Metformin use is contraindicated, per current FDA prescribing information, in men with a serum creatinine (SCr) ≥1.5 mg/dL and in women with a SCr ≥1.4 mg/dL. Metformin should also be used cautiously in patients with conditions that interfere with the metabolism and excretion of lactic acid, such as heart failure, liver disease, and during times of acute illness. Lactic acidosis is known to occur in people with diabetes regardless of metformin use, and the role of metformin in contributing to lactic acidosis is increasingly controversial. Metformin use, however, may be a predisposing factor in the context of serious illness.

Despite these concerns and published case reports of metformin-associated lactic acidosis (MALA), current data indicate the overall risk of MALA is low.

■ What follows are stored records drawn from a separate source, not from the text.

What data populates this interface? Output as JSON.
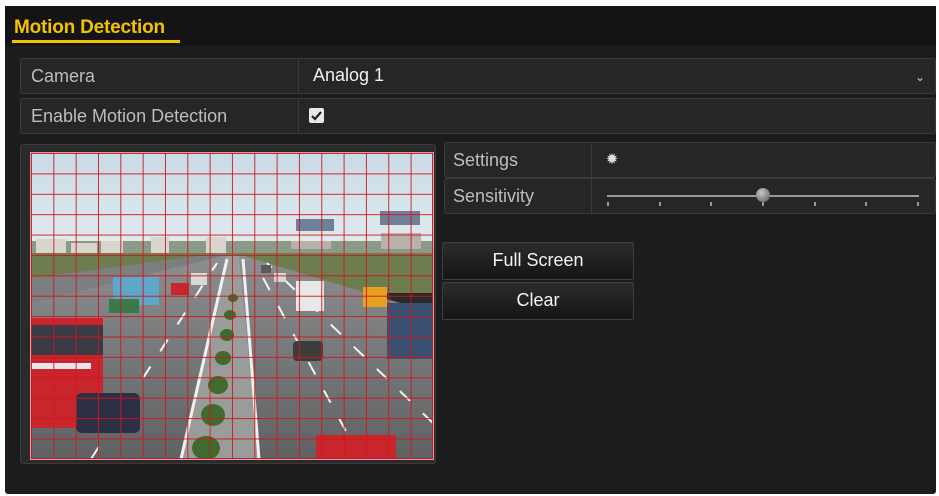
{
  "header": {
    "title": "Motion Detection"
  },
  "camera": {
    "label": "Camera",
    "value": "Analog 1",
    "dropdown_icon": "chevron-down-icon"
  },
  "enable": {
    "label": "Enable Motion Detection",
    "checked": true
  },
  "settings": {
    "label": "Settings",
    "icon": "gear-icon"
  },
  "sensitivity": {
    "label": "Sensitivity",
    "level": 0.5,
    "ticks": 7
  },
  "buttons": {
    "full_screen": "Full Screen",
    "clear": "Clear"
  },
  "grid": {
    "columns": 18,
    "rows": 15,
    "color": "#d2141e"
  },
  "colors": {
    "accent": "#f2c300",
    "panel": "#1c1c1c"
  }
}
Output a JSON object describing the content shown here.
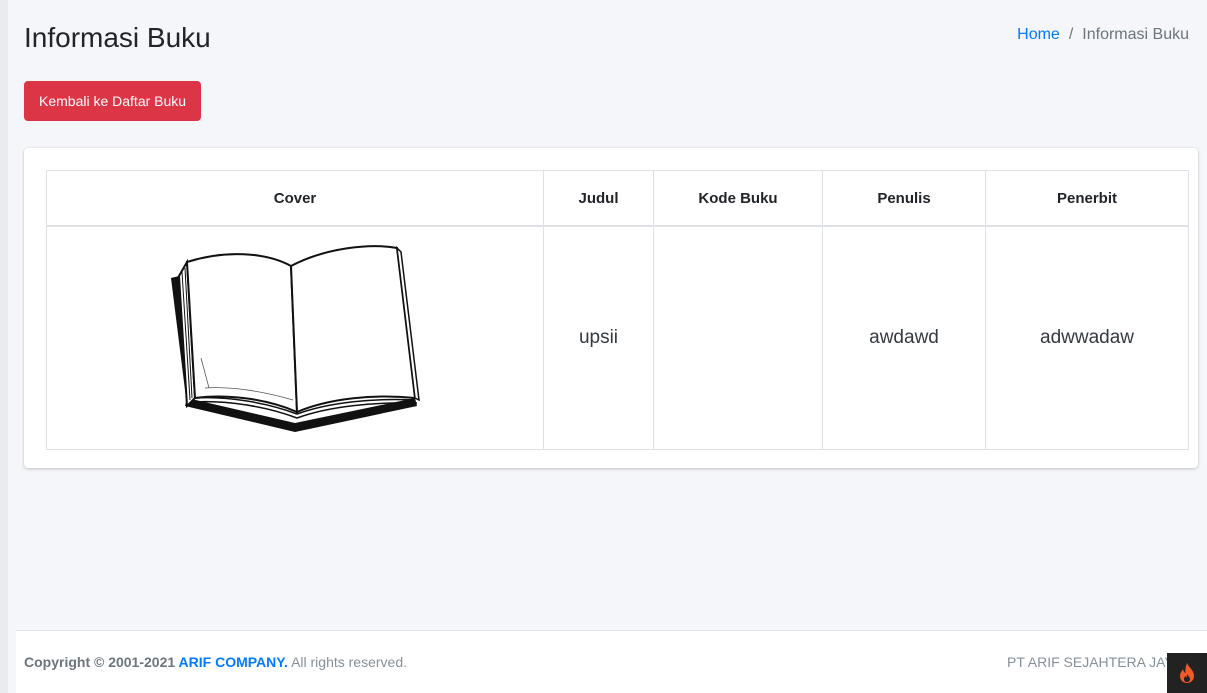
{
  "header": {
    "title": "Informasi Buku",
    "breadcrumb": {
      "home": "Home",
      "separator": "/",
      "current": "Informasi Buku"
    }
  },
  "actions": {
    "back_label": "Kembali ke Daftar Buku"
  },
  "table": {
    "columns": [
      "Cover",
      "Judul",
      "Kode Buku",
      "Penulis",
      "Penerbit"
    ],
    "rows": [
      {
        "cover_icon": "open-book-icon",
        "judul": "upsii",
        "kode_buku": "",
        "penulis": "awdawd",
        "penerbit": "adwwadaw"
      }
    ]
  },
  "footer": {
    "copyright_prefix": "Copyright © 2001-2021 ",
    "company": "ARIF COMPANY.",
    "rights": " All rights reserved.",
    "right_text": "PT ARIF SEJAHTERA JAYA"
  },
  "colors": {
    "accent": "#007bff",
    "danger": "#dc3545",
    "background": "#f4f6f9"
  }
}
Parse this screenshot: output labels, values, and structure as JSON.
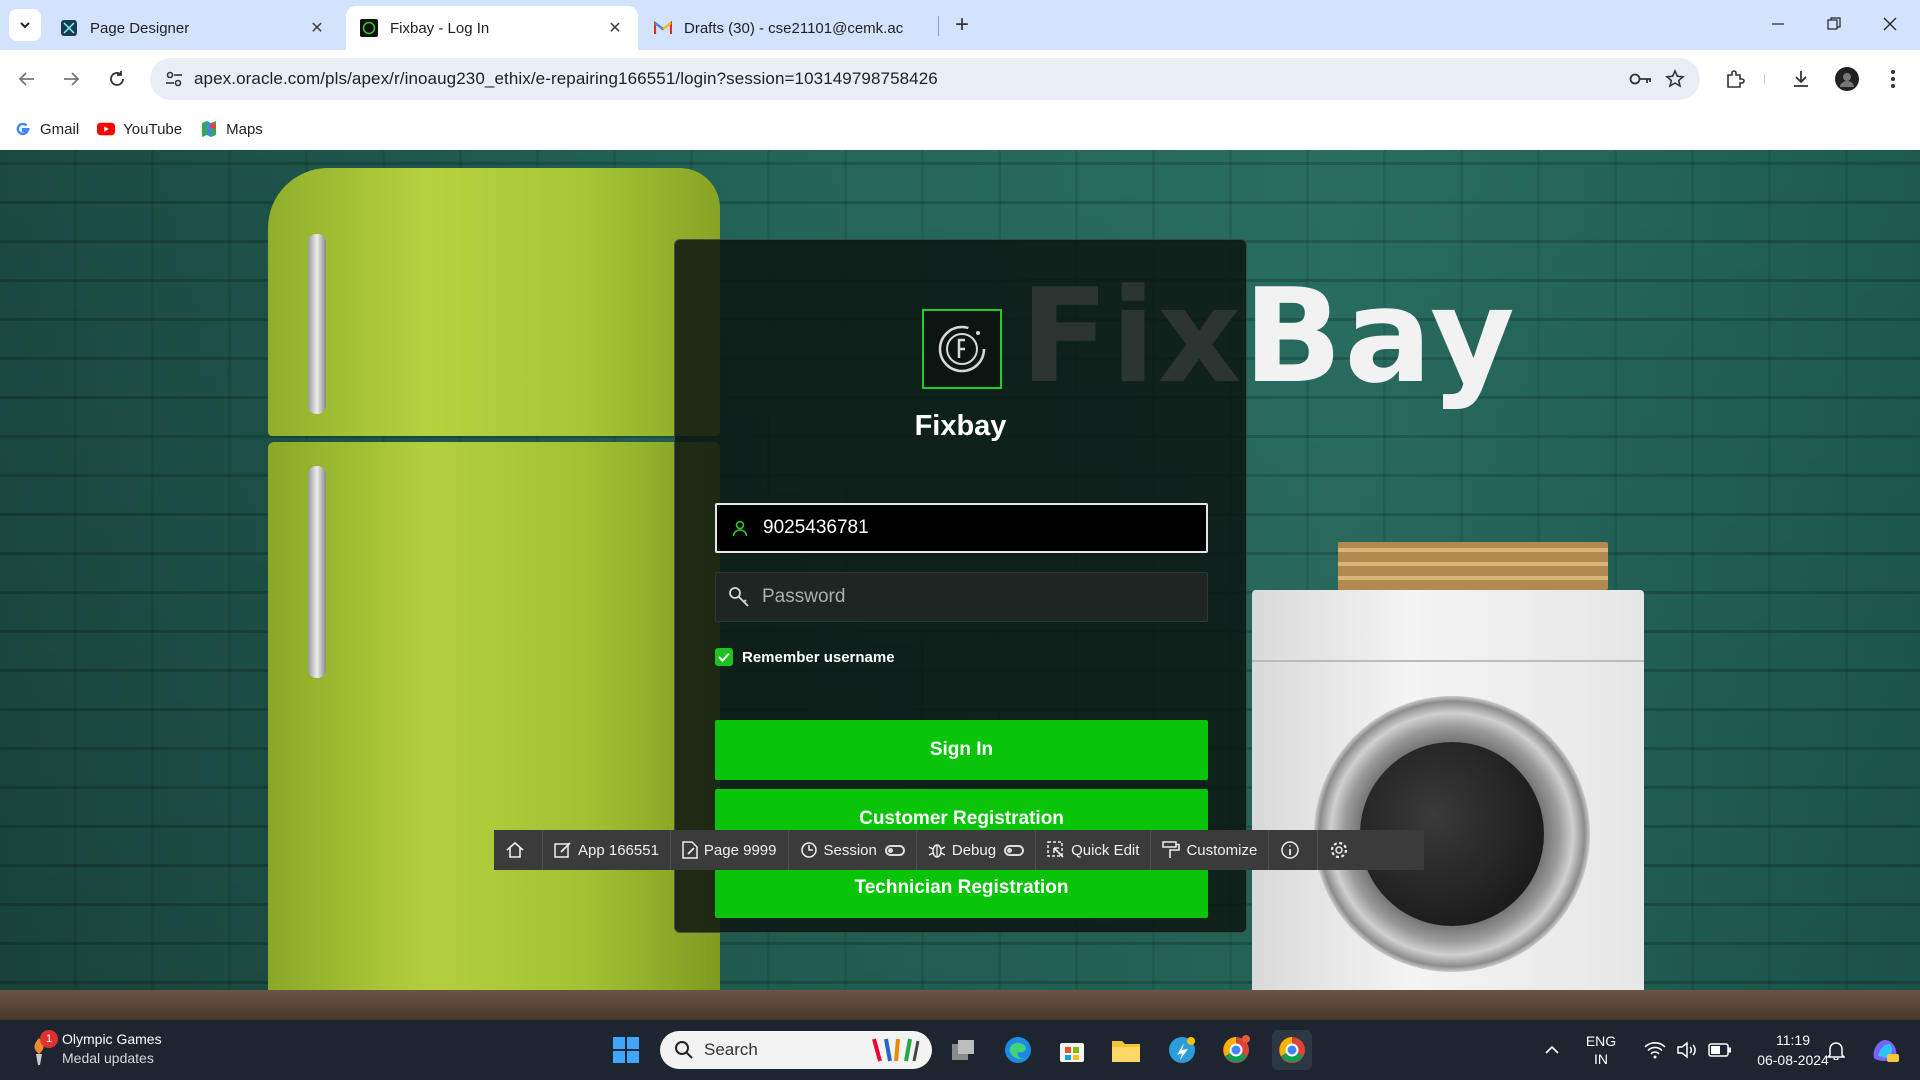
{
  "browser": {
    "tabs": [
      {
        "label": "Page Designer",
        "active": false
      },
      {
        "label": "Fixbay - Log In",
        "active": true
      },
      {
        "label": "Drafts (30) - cse21101@cemk.ac",
        "active": false
      }
    ],
    "url": "apex.oracle.com/pls/apex/r/inoaug230_ethix/e-repairing166551/login?session=103149798758426",
    "bookmarks": [
      {
        "label": "Gmail",
        "icon": "google-icon"
      },
      {
        "label": "YouTube",
        "icon": "youtube-icon"
      },
      {
        "label": "Maps",
        "icon": "maps-icon"
      }
    ]
  },
  "background": {
    "logo_text": "FixBay"
  },
  "login": {
    "app_name": "Fixbay",
    "username_value": "9025436781",
    "password_placeholder": "Password",
    "remember_label": "Remember username",
    "remember_checked": true,
    "sign_in_label": "Sign In",
    "customer_registration_label": "Customer Registration",
    "technician_registration_label": "Technician Registration",
    "accent_color": "#0ac40a"
  },
  "devbar": {
    "app": "App 166551",
    "page": "Page 9999",
    "session": "Session",
    "debug": "Debug",
    "quick_edit": "Quick Edit",
    "customize": "Customize"
  },
  "taskbar": {
    "widget_title": "Olympic Games",
    "widget_subtitle": "Medal updates",
    "widget_badge": "1",
    "search_placeholder": "Search",
    "lang_line1": "ENG",
    "lang_line2": "IN",
    "time": "11:19",
    "date": "06-08-2024"
  }
}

It has been suggested that estimated glomerular filtration rate (eGFR) may be a more appropriate measure to assess continued metformin use when compared to SCr as it can translate into widely varying eGFR levels depending on race, age, and muscle mass. A recent review proposed metformin use should be reevaluated at an eGFR <45 mL/min/1.73 m2 with a reduction in maximum dose to 1,000 mg per day and discontinued when <30 mL/min/1.73 m2.

In the case of MK, a review of her laboratory history indicated that her eGFR had been stable for a number of years. While her physician was agreeable to her continuing metformin at 1,000 mg/day, MK elected to discontinue the medication with the permission of her PCP due to the MALA risk.

Michael Wyant, PharmD Candidate 2016
Washington State University
Spokane, Washington

Joshua J. Neumiller, PharmD, CDE, FASCP
Assistant Professor
Washington State University
Spokane, Washingto